Microfluidic bead-based enzymatic primer extension for single-nucleotide discrimination using quantum dots as labels.

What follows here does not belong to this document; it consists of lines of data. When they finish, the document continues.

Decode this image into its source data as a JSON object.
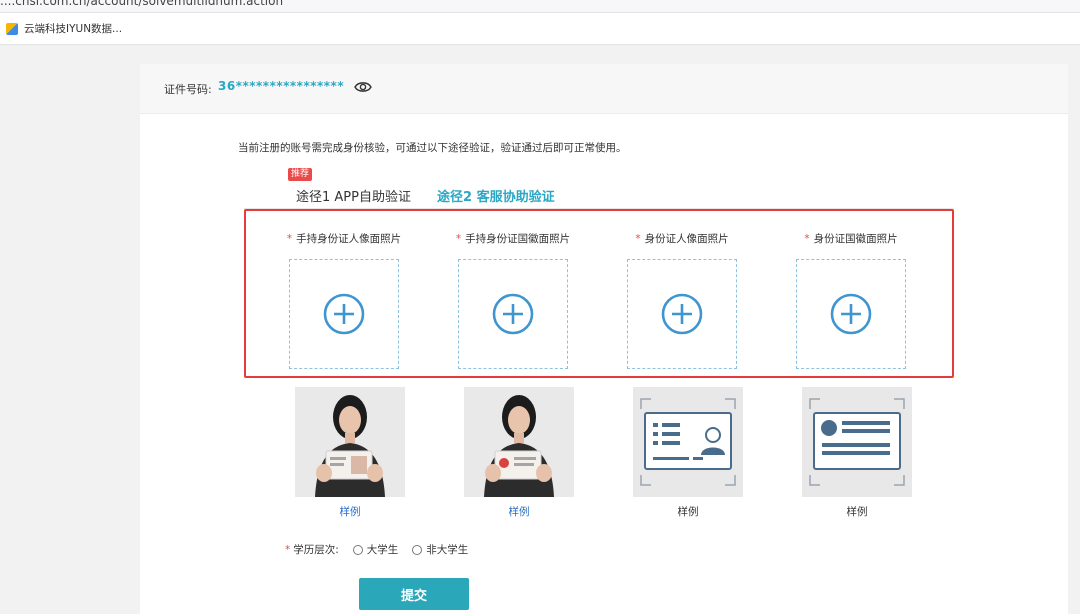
{
  "browser": {
    "url": "....chsi.com.cn/account/solvemultiidnum.action",
    "bookmark": "云端科技IYUN数据..."
  },
  "identity": {
    "label": "证件号码:",
    "value": "36****************"
  },
  "notice": "当前注册的账号需完成身份核验，可通过以下途径验证，验证通过后即可正常使用。",
  "tabs": [
    {
      "label": "途径1 APP自助验证",
      "badge": "推荐"
    },
    {
      "label": "途径2 客服协助验证"
    }
  ],
  "uploads": [
    {
      "required": "*",
      "label": "手持身份证人像面照片",
      "caption": "样例"
    },
    {
      "required": "*",
      "label": "手持身份证国徽面照片",
      "caption": "样例"
    },
    {
      "required": "*",
      "label": "身份证人像面照片",
      "caption": "样例"
    },
    {
      "required": "*",
      "label": "身份证国徽面照片",
      "caption": "样例"
    }
  ],
  "education": {
    "required": "*",
    "label": "学历层次:",
    "options": [
      "大学生",
      "非大学生"
    ]
  },
  "submit_label": "提交",
  "colors": {
    "accent": "#2aa7c4",
    "button": "#2aa7b8",
    "highlight_frame": "#e53b3b",
    "required": "#e34b4b"
  }
}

ABSTRACT This study reports the development of an on-chip enzyme-mediated primer extension process based on a microfluidic device with microbeads array for single-nucleotide discrimination using quantum dots as labels. The functionalized microbeads were independently introduced into the arrayed chambers using the loading chip slab. A single channel was used to generate weir structures to confine the microbeads and make the beads array accessible by microfluidics. The applied allele-specific primer extension method employed a nucleotide-degrading enzyme (apyrase) to achieve specific single-nucleotide detection. Based on the apyrase-mediated allele-specific primer extension with quantum dots as labels, on-chip single-nucleotide discrimination was demonstrated with high discrimination specificity and sensitivity (0.5 pM, signal/noise > 3) using synthesized target DNA. The chip-based signal enhancement for single-nucleotide discrimination resulted in 200 times higher sensitivity than that of an off-chip test. This microfluidic device successfully achieved simultaneous detection of two disease-associated single-nucleotide polymorphism sites using polymerase chain reaction products as target. This apyrase-mediated microfluidic primer extension approach combines the rapid binding kinetics of homogeneous assays of suspended microbeads array, the liquid handling capability of microfluidics, and the fluorescence detection sensitivity of quantum dots to provide a platform for single-base analysis with small reagent consumption, short assay time, and parallel detection.